=== Work order ===
Search the entries below for "title", and copy each line where it appears.

(Interface dataset entries)
##########

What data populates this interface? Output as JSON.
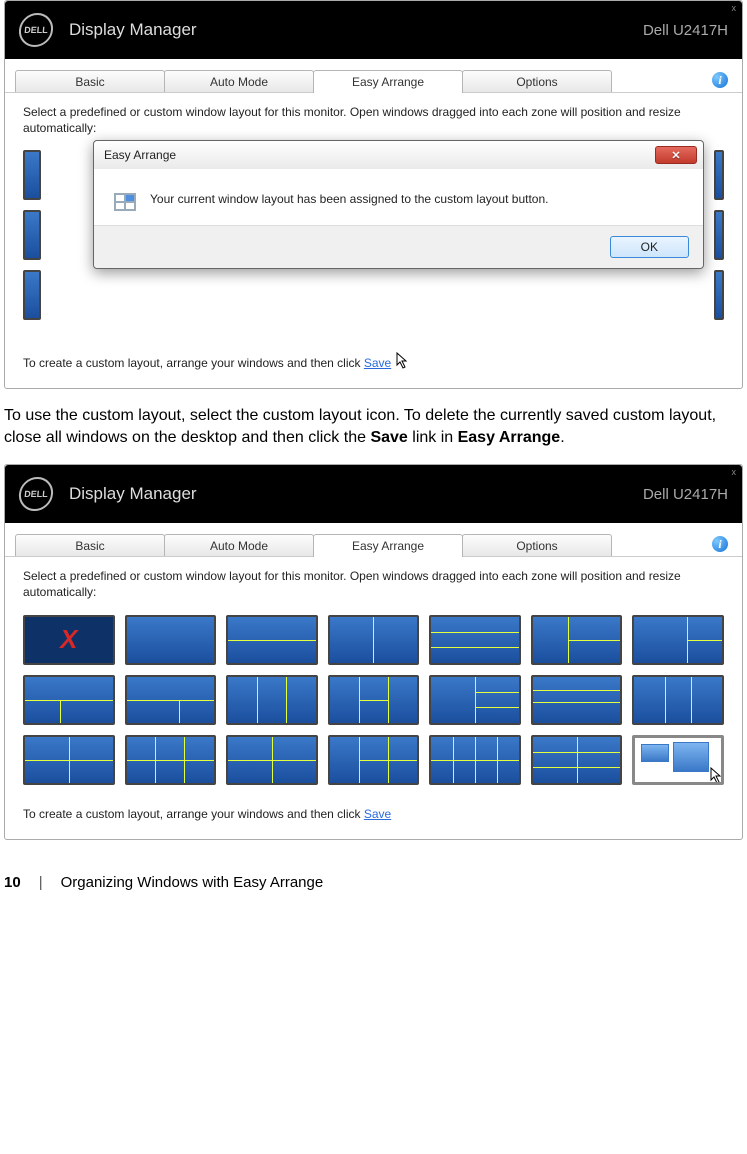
{
  "app": {
    "title": "Display Manager",
    "logo_text": "DELL",
    "monitor": "Dell U2417H",
    "close_glyph": "x"
  },
  "tabs": {
    "basic": "Basic",
    "auto_mode": "Auto Mode",
    "easy_arrange": "Easy Arrange",
    "options": "Options"
  },
  "info_glyph": "i",
  "instructions": {
    "top": "Select a predefined or custom window layout for this monitor. Open windows dragged into each zone will position and resize automatically:",
    "bottom_prefix": "To create a custom layout, arrange your windows and then click ",
    "save_link": "Save"
  },
  "dialog": {
    "title": "Easy Arrange",
    "message": "Your current window layout has been assigned to the custom layout button.",
    "ok": "OK",
    "close_glyph": "✕"
  },
  "none_glyph": "X",
  "doc_paragraph": {
    "t1": "To use the custom layout, select the custom layout icon. To delete the currently saved custom layout, close all windows on the desktop and then click the ",
    "save": "Save",
    "t2": " link in ",
    "ea": "Easy Arrange",
    "t3": "."
  },
  "footer": {
    "page": "10",
    "sep": "|",
    "section": "Organizing Windows with Easy Arrange"
  }
}
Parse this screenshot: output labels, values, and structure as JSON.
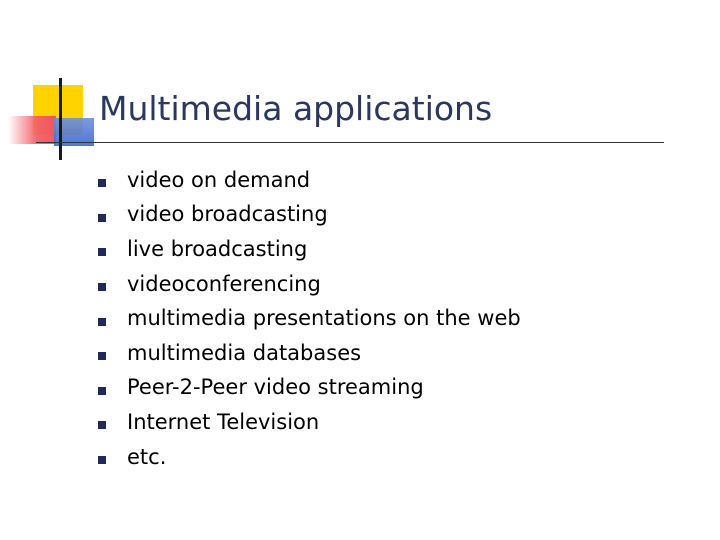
{
  "slide": {
    "title": "Multimedia applications",
    "bullets": [
      "video on demand",
      "video broadcasting",
      "live broadcasting",
      "videoconferencing",
      "multimedia presentations on the web",
      "multimedia databases",
      "Peer-2-Peer video streaming",
      "Internet Television",
      "etc."
    ]
  },
  "colors": {
    "title": "#2a3760",
    "bullet_marker": "#1e2a5a",
    "deco_yellow": "#ffd200",
    "deco_red": "#ef4f5c",
    "deco_blue": "#3f66d4"
  }
}
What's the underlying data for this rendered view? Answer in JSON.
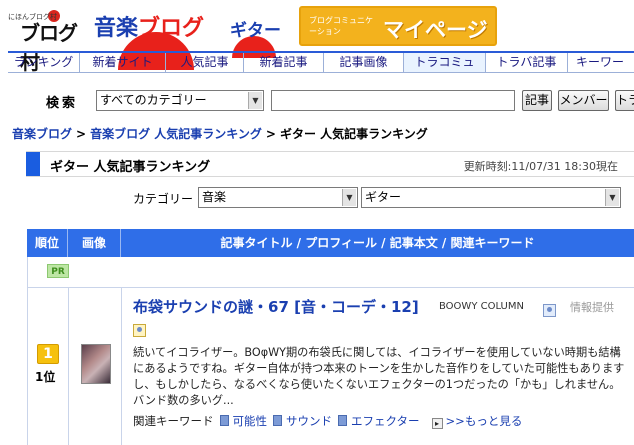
{
  "header": {
    "village_small": "にほんブログ村",
    "village_logo": "ブログ村",
    "music_logo_blue": "音楽",
    "music_logo_red": "ブログ",
    "guitar_logo": "ギター",
    "mypage_sub": "ブログコミュニケーション",
    "mypage_main": "マイページ"
  },
  "nav": {
    "tabs": [
      {
        "label": "ランキング"
      },
      {
        "label": "新着サイト"
      },
      {
        "label": "人気記事"
      },
      {
        "label": "新着記事"
      },
      {
        "label": "記事画像"
      },
      {
        "label": "トラコミュ"
      },
      {
        "label": "トラバ記事"
      },
      {
        "label": "キーワー"
      }
    ]
  },
  "search": {
    "label": "検索",
    "category_selected": "すべてのカテゴリー",
    "query_value": "",
    "buttons": {
      "articles": "記事",
      "members": "メンバー",
      "more": "トラ"
    }
  },
  "breadcrumb": {
    "items": [
      "音楽ブログ",
      "音楽ブログ 人気記事ランキング"
    ],
    "separator": ">",
    "current": "ギター 人気記事ランキング"
  },
  "heading": {
    "title": "ギター 人気記事ランキング",
    "updated": "更新時刻:11/07/31 18:30現在"
  },
  "category_filter": {
    "label": "カテゴリー",
    "primary": "音楽",
    "secondary": "ギター"
  },
  "table": {
    "headers": {
      "rank": "順位",
      "image": "画像",
      "content": "記事タイトル / プロフィール / 記事本文 / 関連キーワード"
    },
    "pr_label": "PR",
    "rows": [
      {
        "rank_icon": "1",
        "rank": "1位",
        "title": "布袋サウンドの謎・67 [音・コーデ・12]",
        "blog": "BOOWY COLUMN",
        "info": "情報提供",
        "excerpt": "続いてイコライザー。BOφWY期の布袋氏に関しては、イコライザーを使用していない時期も結構にあるようですね。ギター自体が持つ本来のトーンを生かした音作りをしていた可能性もありますし、もしかしたら、なるべくなら使いたくないエフェクターの1つだったの「かも」しれません。バンド数の多いグ...",
        "related_label": "関連キーワード",
        "keywords": [
          "可能性",
          "サウンド",
          "エフェクター"
        ],
        "more": ">>もっと見る"
      }
    ]
  },
  "colors": {
    "accent": "#2f6ee8",
    "link": "#1a3fb0",
    "logo_red": "#e8211b",
    "mypage_orange": "#f3b21d"
  }
}
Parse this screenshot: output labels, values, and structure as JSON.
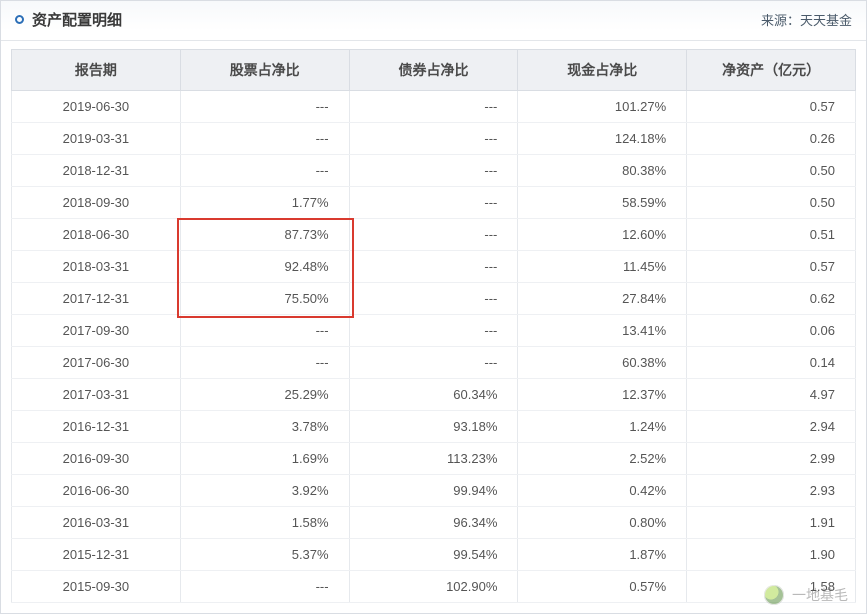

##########

=== Answer to this task ===
    "title": "Display Manager",
    "title": "Easy Arrange",
    "title": "Multimedia applications",
    "title": "#2a3760",
    "title": "ギター 人気記事ランキング",
        "title": "布袋サウンドの謎・67 [音・コーデ・12]",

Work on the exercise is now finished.